Camel Culture and Economy

A caravan of camels transports goods across a desert landscape, with sand dunes and palm trees in the background.</p><p>The camels are adorned with colorful textiles and trinkets, showcasing the cultural and economic significance of these animals

Camels have a profound impact on society and economies, especially in regions where they are integral to daily life.

They provide not just transportation, but also food, goods, and participate in cultural traditions.

Camels in Society

Camels hold a central place in the cultures of many societies, particularly in arid regions such as the Middle East, North Africa, and parts of Asia.

They are synonymous with nomadic lifestyles, often being used for transport across harsh deserts where few other load-bearing animals can survive.

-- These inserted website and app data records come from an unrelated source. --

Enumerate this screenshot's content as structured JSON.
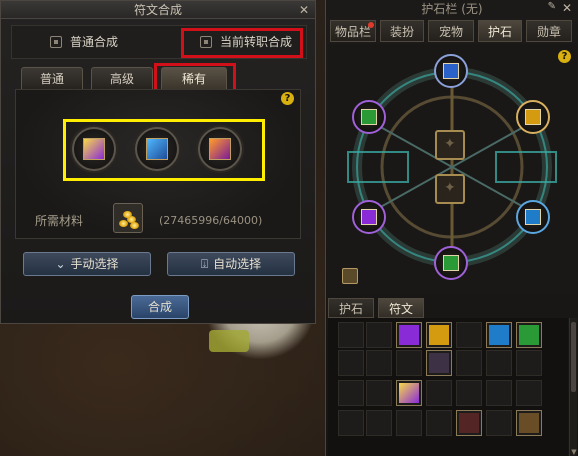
{
  "synth": {
    "title": "符文合成",
    "mode_normal": "普通合成",
    "mode_class": "当前转职合成",
    "tabs": [
      "普通",
      "高级",
      "稀有"
    ],
    "help": "?",
    "material_label": "所需材料",
    "material_count": "(27465996/64000)",
    "manual_select": "手动选择",
    "auto_select": "自动选择",
    "synthesize": "合成"
  },
  "guard": {
    "title": "护石栏 (无)",
    "close": "✕",
    "pin": "✎",
    "tabs": [
      "物品栏",
      "装扮",
      "宠物",
      "护石",
      "勋章"
    ],
    "help": "?",
    "bottom_tabs": [
      "护石",
      "符文"
    ]
  },
  "colors": {
    "rune_purple": "#8a2bd8",
    "rune_blue": "#1f7cc8",
    "rune_gold": "#d49a10",
    "rune_green": "#2a9a36",
    "rune_red": "#c03a10",
    "highlight_red": "#d2101a",
    "highlight_yellow": "#ffee00"
  }
}
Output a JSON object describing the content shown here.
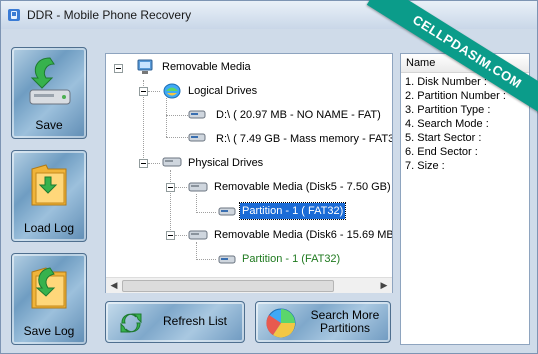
{
  "window": {
    "title": "DDR - Mobile Phone Recovery",
    "watermark": "CELLPDASIM.COM"
  },
  "sidebar": {
    "buttons": [
      {
        "label": "Save",
        "icon": "drive-save-icon"
      },
      {
        "label": "Load Log",
        "icon": "folder-load-icon"
      },
      {
        "label": "Save Log",
        "icon": "folder-save-icon"
      }
    ]
  },
  "tree": {
    "root": "Removable Media",
    "logical_label": "Logical Drives",
    "logical": [
      "D:\\ ( 20.97 MB - NO NAME - FAT)",
      "R:\\ (  7.49 GB - Mass memory - FAT32)"
    ],
    "physical_label": "Physical Drives",
    "disks": [
      {
        "label": "Removable Media (Disk5 - 7.50 GB)",
        "partition": "Partition - 1 ( FAT32)"
      },
      {
        "label": "Removable Media (Disk6 - 15.69 MB)",
        "partition": "Partition - 1 (FAT32)"
      }
    ]
  },
  "properties": {
    "header": "Name",
    "lines": [
      "1. Disk Number :",
      "2. Partition Number :",
      "3. Partition Type :",
      "4. Search Mode :",
      "5. Start Sector :",
      "6. End Sector :",
      "7. Size :"
    ]
  },
  "actions": {
    "refresh": "Refresh List",
    "search_line1": "Search More",
    "search_line2": "Partitions"
  },
  "colors": {
    "selection": "#1b6bd6",
    "partition_text": "#1f7a1f",
    "ribbon": "#0b9c8a"
  }
}
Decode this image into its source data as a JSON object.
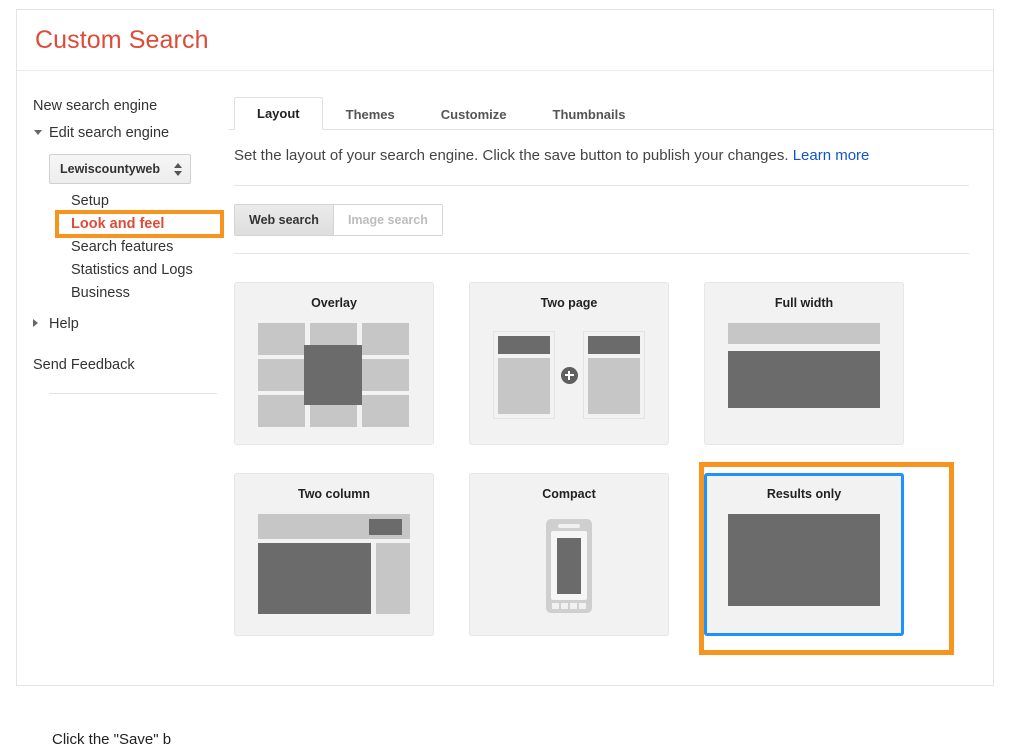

The dromedary camels, with their single hump, are commonly seen across the Arabian Peninsula, while the Bactrian camels, which have two humps, are native to Central Asia.

In many societies, camels are celebrated and involved in various forms of sport, including camel racing, a popular activity that draws both local and international attention.

These events are not just competitions but are deeply embedded in the cultural fabric, serving as a symbol of heritage and pride.

Camels also contribute to the social aspect of communities through their role in traditional ceremonies and festivals, highlighting their importance beyond mere utility.

Conservation Status

From a conservation standpoint, camels are not currently critically endangered, according to the IUCN.

However, their status varies greatly depending on the region and species.

While dromedary camels are abundant due to their domestication, with a vast population spread around the world, the wild Bactrian camel is indeed facing challenges.

Conservation efforts for camels, particularly the Bactrian species, involve protecting their natural habitats and ensuring sustainable practices are in place for their use by humans.

Factors like hunting, competition for food with domestic animals, and encroachment into their natural habitats by human development can impact their numbers.

Protecting camels also means safeguarding the traditions and culture of the people who have lived alongside these animals for centuries.

Initiatives that blend the conservation of these majestic animals with the promotion of sustainable livelihoods for local communities are key components of modern conservation strategies.